This post is the fourth in a series exploring the history of nursing and domestic violence from the guest blogger Catherine Jacquet, Assistant Professor of History and Women’s and Gender Studies at Louisiana State University and guest curator of NLM’s exhibition Confronting Violence: Improving Women’s Lives.
During the mid-1980s nurses nationwide formally organized. Up until this time, many nurses either worked individually in their respective locations or were parts of informal networks across the country. In some instances, nurses were wholly unaware of some of the work that was transpiring in other towns and cities. When Dan Sheridan started a hospital-based family intervention program at Chicago’s Rush Presbyterian St. Luke’s Medical Center in 1986, for example, he didn’t know that medical technologist Susan Hadley had also created a similar program in Minneapolis that same year. Known as WomanKind, Hadley’s program provided education and consultation for healthcare providers and case management services for abused women. In other instances, nurses were part of informal networks of medical providers who were dedicated to the identification, treatment, and prevention of domestic violence. Jacquelyn Campbell remembers that, “along the way we were in contact with other nurses, a few around the country that were doing this. And we got in contact with [pioneer reformer and physician] Anne Flitcraft and [social worker-reformer] Evan [Stark]… There were relatively few of us back then.” Together, these pioneers would “trade ideas on how to fix the healthcare system.” These informal networks connected some of the reformers who were doing this critical work nationwide. Yet a significant shift would occur in 1985, when nurses would formally organize on the heels of a national conference on violence and health. From there, they would continue the difficult work of reforming the health care system.
In 1985 Surgeon General C. Everett Koop convened a workshop on Violence and Public Health. Held over three days (Oct 27–29) in Leesburg, Virginia, the workshop brought together over 150 experts from across the disciplines to discuss recommendations on the evaluation, prevention, and treatment of victims of assaultive violence, child abuse, rape and sexual assault, spouse abuse, and violence against the elderly. The significance of this gathering cannot be overstated. As reformer physician Anne Flitcraft remembered, this “unprecedented workshop… marked a turning point in public health officials’ involvement in domestic violence.” It was also critical for creating a national community of medical experts working on domestic violence. As Jacquelyn Campbell recalls, “it brought together all of us in the health field that had really started to write about this, think about it, do studies on it, care about it.”

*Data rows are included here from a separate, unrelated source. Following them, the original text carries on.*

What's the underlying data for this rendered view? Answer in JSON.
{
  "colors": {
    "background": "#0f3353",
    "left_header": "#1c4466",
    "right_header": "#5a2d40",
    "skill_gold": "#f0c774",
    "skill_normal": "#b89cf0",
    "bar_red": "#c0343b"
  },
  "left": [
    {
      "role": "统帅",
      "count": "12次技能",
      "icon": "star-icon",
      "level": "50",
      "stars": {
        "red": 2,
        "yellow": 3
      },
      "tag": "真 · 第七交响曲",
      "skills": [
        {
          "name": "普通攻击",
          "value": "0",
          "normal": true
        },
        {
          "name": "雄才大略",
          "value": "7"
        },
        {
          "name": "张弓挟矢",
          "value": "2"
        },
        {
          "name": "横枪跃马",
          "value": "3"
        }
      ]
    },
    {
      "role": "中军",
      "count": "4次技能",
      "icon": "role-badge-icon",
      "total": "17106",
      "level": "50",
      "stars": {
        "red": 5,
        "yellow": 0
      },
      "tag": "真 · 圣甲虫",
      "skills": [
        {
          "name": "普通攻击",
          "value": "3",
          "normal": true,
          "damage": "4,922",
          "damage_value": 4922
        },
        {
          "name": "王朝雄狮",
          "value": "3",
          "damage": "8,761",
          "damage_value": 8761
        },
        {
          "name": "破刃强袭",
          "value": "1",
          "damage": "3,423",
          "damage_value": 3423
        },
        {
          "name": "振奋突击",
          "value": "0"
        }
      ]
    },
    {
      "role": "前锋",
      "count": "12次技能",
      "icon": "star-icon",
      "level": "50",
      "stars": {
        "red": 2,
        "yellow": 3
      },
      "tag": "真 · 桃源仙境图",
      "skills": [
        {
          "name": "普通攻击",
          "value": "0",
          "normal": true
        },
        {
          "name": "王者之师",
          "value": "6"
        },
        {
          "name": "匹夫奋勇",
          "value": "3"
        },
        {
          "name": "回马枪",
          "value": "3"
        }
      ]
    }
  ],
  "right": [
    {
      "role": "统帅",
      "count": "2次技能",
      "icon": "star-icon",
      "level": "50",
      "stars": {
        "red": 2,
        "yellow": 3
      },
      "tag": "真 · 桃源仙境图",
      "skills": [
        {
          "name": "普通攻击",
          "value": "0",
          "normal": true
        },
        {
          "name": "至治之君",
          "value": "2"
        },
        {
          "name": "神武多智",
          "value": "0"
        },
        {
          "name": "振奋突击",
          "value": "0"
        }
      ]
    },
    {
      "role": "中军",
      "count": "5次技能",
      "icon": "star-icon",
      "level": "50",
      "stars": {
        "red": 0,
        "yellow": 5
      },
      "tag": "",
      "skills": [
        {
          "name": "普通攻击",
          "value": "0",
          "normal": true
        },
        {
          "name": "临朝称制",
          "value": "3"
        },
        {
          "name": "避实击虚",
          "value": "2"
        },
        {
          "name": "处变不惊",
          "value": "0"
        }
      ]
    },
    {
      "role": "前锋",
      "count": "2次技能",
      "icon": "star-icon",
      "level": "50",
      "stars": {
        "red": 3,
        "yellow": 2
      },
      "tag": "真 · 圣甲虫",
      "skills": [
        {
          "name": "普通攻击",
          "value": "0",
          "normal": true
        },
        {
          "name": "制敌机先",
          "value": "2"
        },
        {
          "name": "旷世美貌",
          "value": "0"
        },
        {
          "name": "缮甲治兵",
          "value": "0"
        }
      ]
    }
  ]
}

For the twelve to fifteen nurses who attended, the Surgeon General’s workshop was particularly significant—here they formed the Nursing Network on Violence Against Women (NNVAW). This organization was the first of its kind in the country and “was formed to encourage the development of an informed nursing practice on the range of health issues relating to violence against women.” In practice, this coalition of nurses and other concerned health professionals sought to both prevent all forms of violence against women and diminish its effects on survivors. The NNVAW held the First National Nursing Conference on Violence Against Women less than a month later on Nov 1–2 at the University of Massachusetts at Amherst. Organized by Peggy Perri, RN M.Ed., and Christine King, RN, MS, the conference had 150 people in attendance and provided “a forum for nurses and other health care providers involved in the areas of woman abuse to meet, share knowledge and ideas, and gain support” for their work. The NNVAW would continue to grow over the following years. At the second conference, where Jacquelyn Campbell gave the keynote address, over 40 papers were accepted for presentation and attendance increased from 150 to 250. The organization worked to disseminate health-related information on violence against women by holding biannual conferences, publishing a directory of members, publishing a regular column in the nursing journal Response, and maintaining a list of protocols and training manuals for working with battered women in hospitals and shelters. Now connected via a national organization, nurses would continue the critical work of reforming the healthcare system.